Bottom Line: I agree with the assessment that risks to the economy have grown in the past 6 months. Boiled down to the essentials, the economy is slowing to trend and the multiplying downside risks leave it vulnerable to slowing below trend. The yield curve is telling me that these shocks will not overwhelm the Fed. Powell & Co. can still sustain the expansion and are expected to do so. “Expected” is key of course; the slower the Fed moves, the more likely they are to miss the opportunity to avoid recession. A policy error is a very real potential outcome here. To enhance the odds of avoiding recession, I would advise the Fed to get a 50bp cut done at the next meeting. While I fully expect the Fed to ease at the September meeting, at the moment the Fed seems likely to stick with the less aggressive 25bp cut.
I’m watching these variables and the subsequent analysis as a guide to when / how much to gather more bonds / t-bills / utility stocks.
Update 8-15: Mr Duy updated his post yesterday given the bucket of economic data today fit into his paradigm perfectly – quote: “Bottom Line: It remains too early to see a recession in the data. It’s reasonable to worry about the pessimistic signal from the yield curve but even if it does foreshadow recession, a recession call now is likely still too early. “
New Deal Democrat (SA author) made a clear statement in weekly update that I found interesting. I am not sure that I agree, but the case made is rational and data-driven – quote: “The nowcast remains positive. The short-term forecast, which has been very volatile recently, and two weeks ago was briefly positive, since then has been slightly negative. But the big action has been in the long leading indicators, especially interest rates, which have now turned very positive. If Q2 corporate profits increase in the 2nd GDP report in three weeks, as they have in S&P corporate earnings, almost certainly I will go off recession watch.” (my bold)

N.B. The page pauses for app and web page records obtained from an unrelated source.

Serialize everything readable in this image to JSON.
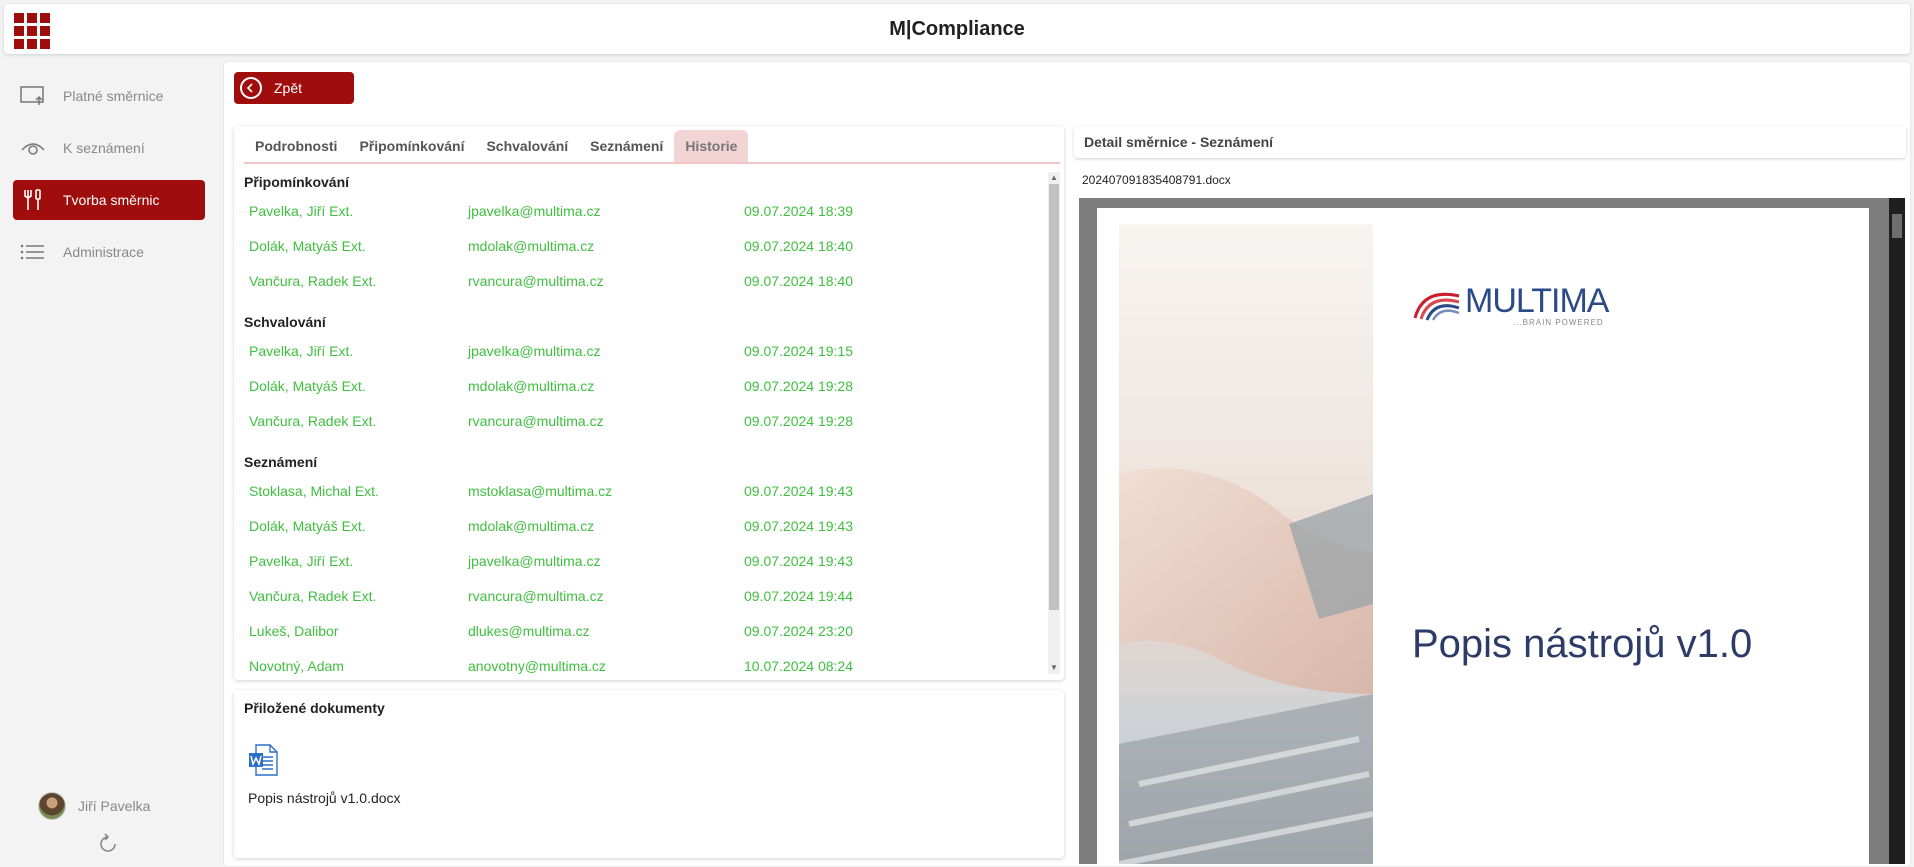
{
  "header": {
    "title": "M|Compliance",
    "menu_icon": "apps-grid-icon"
  },
  "sidebar": {
    "items": [
      {
        "label": "Platné směrnice",
        "icon": "monitor-upload-icon",
        "active": false
      },
      {
        "label": "K seznámení",
        "icon": "eye-icon",
        "active": false
      },
      {
        "label": "Tvorba směrnic",
        "icon": "tools-icon",
        "active": true
      },
      {
        "label": "Administrace",
        "icon": "list-icon",
        "active": false
      }
    ],
    "user_name": "Jiří Pavelka"
  },
  "toolbar": {
    "back_label": "Zpět"
  },
  "tabs": [
    "Podrobnosti",
    "Připomínkování",
    "Schvalování",
    "Seznámení",
    "Historie"
  ],
  "active_tab": "Historie",
  "history": {
    "sections": [
      {
        "title": "Připomínkování",
        "rows": [
          {
            "name": "Pavelka,  Jiří Ext.",
            "email": "jpavelka@multima.cz",
            "date": "09.07.2024 18:39"
          },
          {
            "name": "Dolák,  Matyáš Ext.",
            "email": "mdolak@multima.cz",
            "date": "09.07.2024 18:40"
          },
          {
            "name": "Vančura,  Radek Ext.",
            "email": "rvancura@multima.cz",
            "date": "09.07.2024 18:40"
          }
        ]
      },
      {
        "title": "Schvalování",
        "rows": [
          {
            "name": "Pavelka,  Jiří Ext.",
            "email": "jpavelka@multima.cz",
            "date": "09.07.2024 19:15"
          },
          {
            "name": "Dolák,  Matyáš Ext.",
            "email": "mdolak@multima.cz",
            "date": "09.07.2024 19:28"
          },
          {
            "name": "Vančura,  Radek Ext.",
            "email": "rvancura@multima.cz",
            "date": "09.07.2024 19:28"
          }
        ]
      },
      {
        "title": "Seznámení",
        "rows": [
          {
            "name": "Stoklasa,  Michal Ext.",
            "email": "mstoklasa@multima.cz",
            "date": "09.07.2024 19:43"
          },
          {
            "name": "Dolák,  Matyáš Ext.",
            "email": "mdolak@multima.cz",
            "date": "09.07.2024 19:43"
          },
          {
            "name": "Pavelka,  Jiří Ext.",
            "email": "jpavelka@multima.cz",
            "date": "09.07.2024 19:43"
          },
          {
            "name": "Vančura,  Radek Ext.",
            "email": "rvancura@multima.cz",
            "date": "09.07.2024 19:44"
          },
          {
            "name": "Lukeš,  Dalibor",
            "email": "dlukes@multima.cz",
            "date": "09.07.2024 23:20"
          },
          {
            "name": "Novotný,  Adam",
            "email": "anovotny@multima.cz",
            "date": "10.07.2024 08:24"
          }
        ]
      }
    ]
  },
  "attachments": {
    "title": "Přiložené dokumenty",
    "files": [
      {
        "name": "Popis nástrojů v1.0.docx",
        "icon": "word-document-icon"
      }
    ]
  },
  "detail": {
    "title": "Detail směrnice - Seznámení",
    "file_name": "202407091835408791.docx",
    "preview": {
      "logo_text": "MULTIMA",
      "logo_tagline": "...BRAIN POWERED",
      "doc_title": "Popis nástrojů v1.0"
    }
  },
  "colors": {
    "accent": "#a00d0d",
    "history_text": "#3fbf3f",
    "tab_active_bg": "#f2d4d4"
  }
}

Time will tell … careful observations and patience are my focus
Mr Duy comments on employment with 6 points; here is #6: quote – “6.) Still, there is a risk the Fed holds steady. In June, the Fed clearly signaled a rate cut in July. In July, we don’t have such a strong signal for September. It’s not in the bag. Things that I don’t think the Fed has come to terms with yet: 1.) if they want higher interest rates in the future, they need to keep rates lower now and 2.) the whole idea of getting rates well above 2% in a world where the major economies can’t hold 0% is just not going to work.”